Yesterday I met with Goncalves Inancio to evaluate the Sustainable Agriculture Program and assess progress on our 10:100 vision.
The goal of the project over the last two years was to form 10 associations of farmers (actually we have formed 12 associations, though only 10 of them are going strong) who are using these principals in local, communal plots. The ultimate end goal or objective of the project is to see 100 Mozambican families implement these principles and practices in their own personal farms.
The trainer (who is a gifted teacher and preacher and has lots of credibility as a farmer) and I work together to plan out seminars in different places. I will list below the village associations that have been formed. These groups have been visited multiple times each year and they have all used what they've learned in communal plots.
Namuno District - Mukolo, Masha, Talelane, Jaiani.
Balama District - Regadillo, Mwalia, QueQue.
Chiure District - Namitil, Mutota, Milamba, Mahipa, Mitekiani.
This year's round of sustainable agriculture seminars is completed and participants are getting ready to plant once the rains begin in a few more weeks.
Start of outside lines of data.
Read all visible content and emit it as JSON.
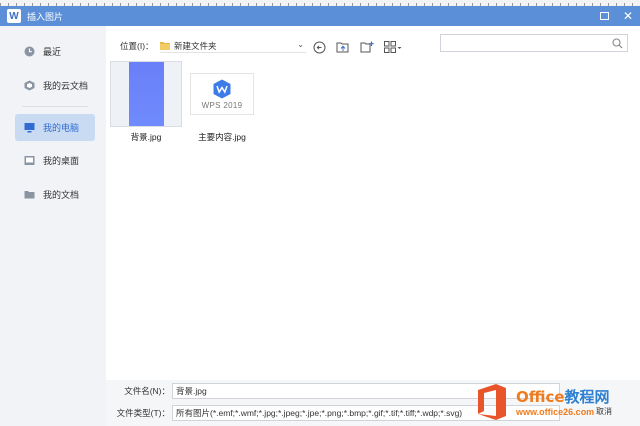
{
  "window": {
    "title": "插入图片"
  },
  "sidebar": {
    "items": [
      {
        "label": "最近",
        "icon": "clock-icon"
      },
      {
        "label": "我的云文档",
        "icon": "cloud-doc-icon"
      },
      {
        "label": "我的电脑",
        "icon": "computer-icon",
        "active": true
      },
      {
        "label": "我的桌面",
        "icon": "desktop-icon"
      },
      {
        "label": "我的文档",
        "icon": "folder-icon"
      }
    ]
  },
  "location": {
    "label": "位置(I)：",
    "value": "新建文件夹"
  },
  "search": {
    "placeholder": ""
  },
  "files": [
    {
      "name": "背景.jpg"
    },
    {
      "name": "主要内容.jpg",
      "thumb_text": "WPS 2019"
    }
  ],
  "footer": {
    "filename_label": "文件名(N)：",
    "filename_value": "背景.jpg",
    "filetype_label": "文件类型(T)：",
    "filetype_value": "所有图片(*.emf;*.wmf;*.jpg;*.jpeg;*.jpe;*.png;*.bmp;*.gif;*.tif;*.tiff;*.wdp;*.svg)",
    "cancel_label": "取消"
  },
  "watermark": {
    "brand_a": "Office",
    "brand_b": "教程网",
    "url": "www.office26.com"
  },
  "colors": {
    "titlebar": "#5b8fd8",
    "accent": "#2f6bd0",
    "active_bg": "#c9dbf3"
  }
}
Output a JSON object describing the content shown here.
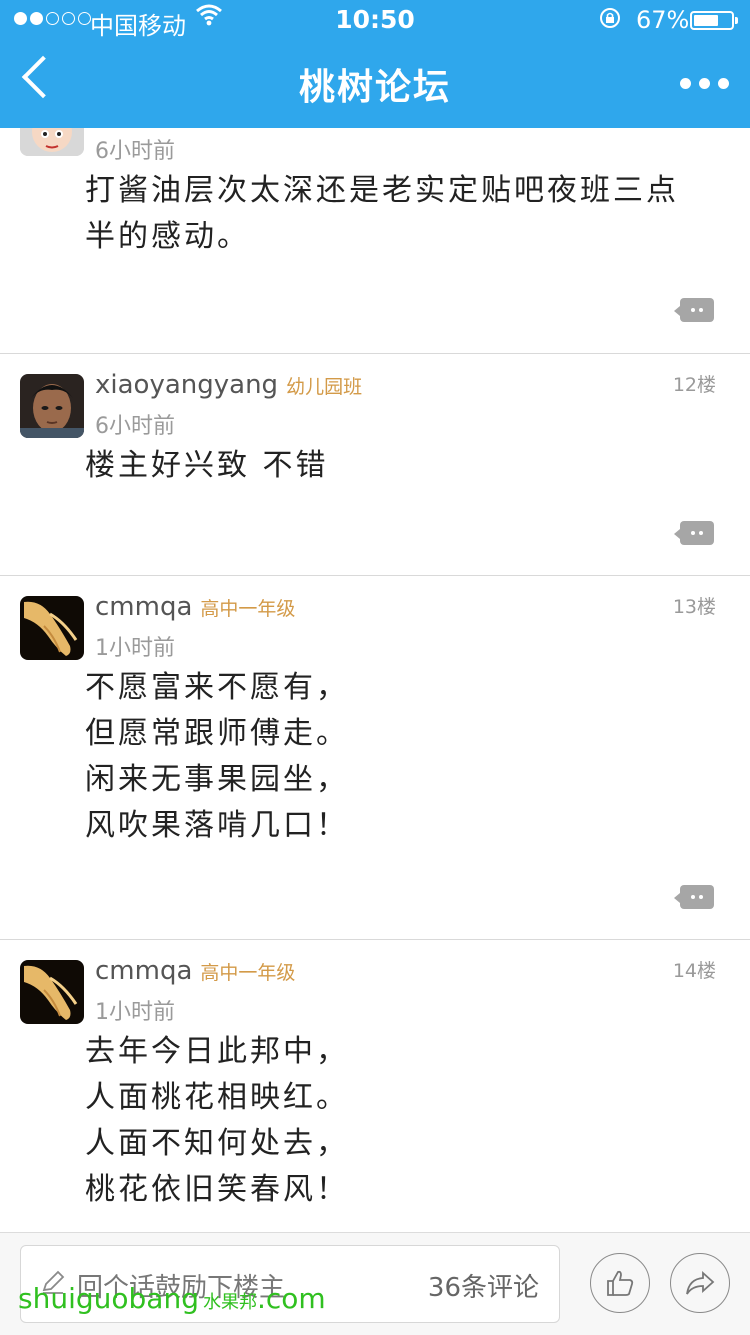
{
  "status_bar": {
    "carrier": "中国移动",
    "time": "10:50",
    "battery_pct": "67%",
    "battery_level": 0.67,
    "signal_bars_on": 2,
    "signal_bars_total": 5
  },
  "nav": {
    "back_icon": "chevron-left-icon",
    "title": "桃树论坛",
    "more_icon": "more-dots-icon"
  },
  "posts": [
    {
      "user": "",
      "badge": "",
      "floor": "",
      "time": "6小时前",
      "text": "打酱油层次太深还是老实定贴吧夜班三点半的感动。"
    },
    {
      "user": "xiaoyangyang",
      "badge": "幼儿园班",
      "floor": "12楼",
      "time": "6小时前",
      "text": "楼主好兴致 不错"
    },
    {
      "user": "cmmqa",
      "badge": "高中一年级",
      "floor": "13楼",
      "time": "1小时前",
      "text": "不愿富来不愿有，\n但愿常跟师傅走。\n闲来无事果园坐，\n风吹果落啃几口！"
    },
    {
      "user": "cmmqa",
      "badge": "高中一年级",
      "floor": "14楼",
      "time": "1小时前",
      "text": "去年今日此邦中，\n人面桃花相映红。\n人面不知何处去，\n桃花依旧笑春风！"
    }
  ],
  "bottom_bar": {
    "reply_placeholder": "回个话鼓励下楼主",
    "comment_count": "36条评论",
    "like_icon": "thumbs-up-icon",
    "share_icon": "share-icon"
  },
  "watermark": {
    "text": "shuiguobang",
    "sub": "水果邦",
    "suffix": ".com"
  },
  "colors": {
    "nav_bg": "#2fa7ec",
    "badge": "#d39a48",
    "muted": "#9a9a9a"
  }
}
We are on our way to meeting the goal of 100 members using the principles and practices in their personal plots. Praise God! When that happens there is greater potential to see these ideas catch on with their neighbors and friends.
This project has cost us about $1000 a year for the last two years. The project currently does not have funding for this next stage. If we had a commitment of between $1000-1250 for 2015 and 2016 (total $2000-2500) that would allow us to pay for a follow up visits and seminars in the 10-12 "old" associations as well as begin at least 3 new associations in different villages that have requested the training.
Okay, admittedly I could have streamlined this post and made a neater, nicer (and maybe more effective?) pitch, but I have two reasons for sharing all this background information with you.
First of all, for people trying development projects in places like Mozambique, I want to encourage you that "real" development projects are like this. It often takes a number of failures (even in good projects like this) where you feel like giving up before things finally begin to click. So, don't lose heart...unless you realize the benefits won't be worth the investment...then you'll need to make that call.
Secondly, to those of you who might consider giving to support this initiative, I want you to know how this sustainable agriculture program fits in with the rest of our team's ministry. Most development organizations work on projects with a short time period and then they are gone. They often are disconnected with the rest of the life in the village (they don't speak the local language or know the local culture). Since we've been here for over a decade people trust us and I think we have a greater chance to truly make a holistic difference (effecting both the spiritual and the physical spheres of life - for example, one of the association members in Namitil became a part of the local church after working alongside its members in that group). I hope that makes sense.
If you are interested in helping, email me or put a comment below and we'll figure out how to get in touch. This could be a great Christmas present, one that would give a lot to help our Mozambican friends...just saying :)
Grace and Peace,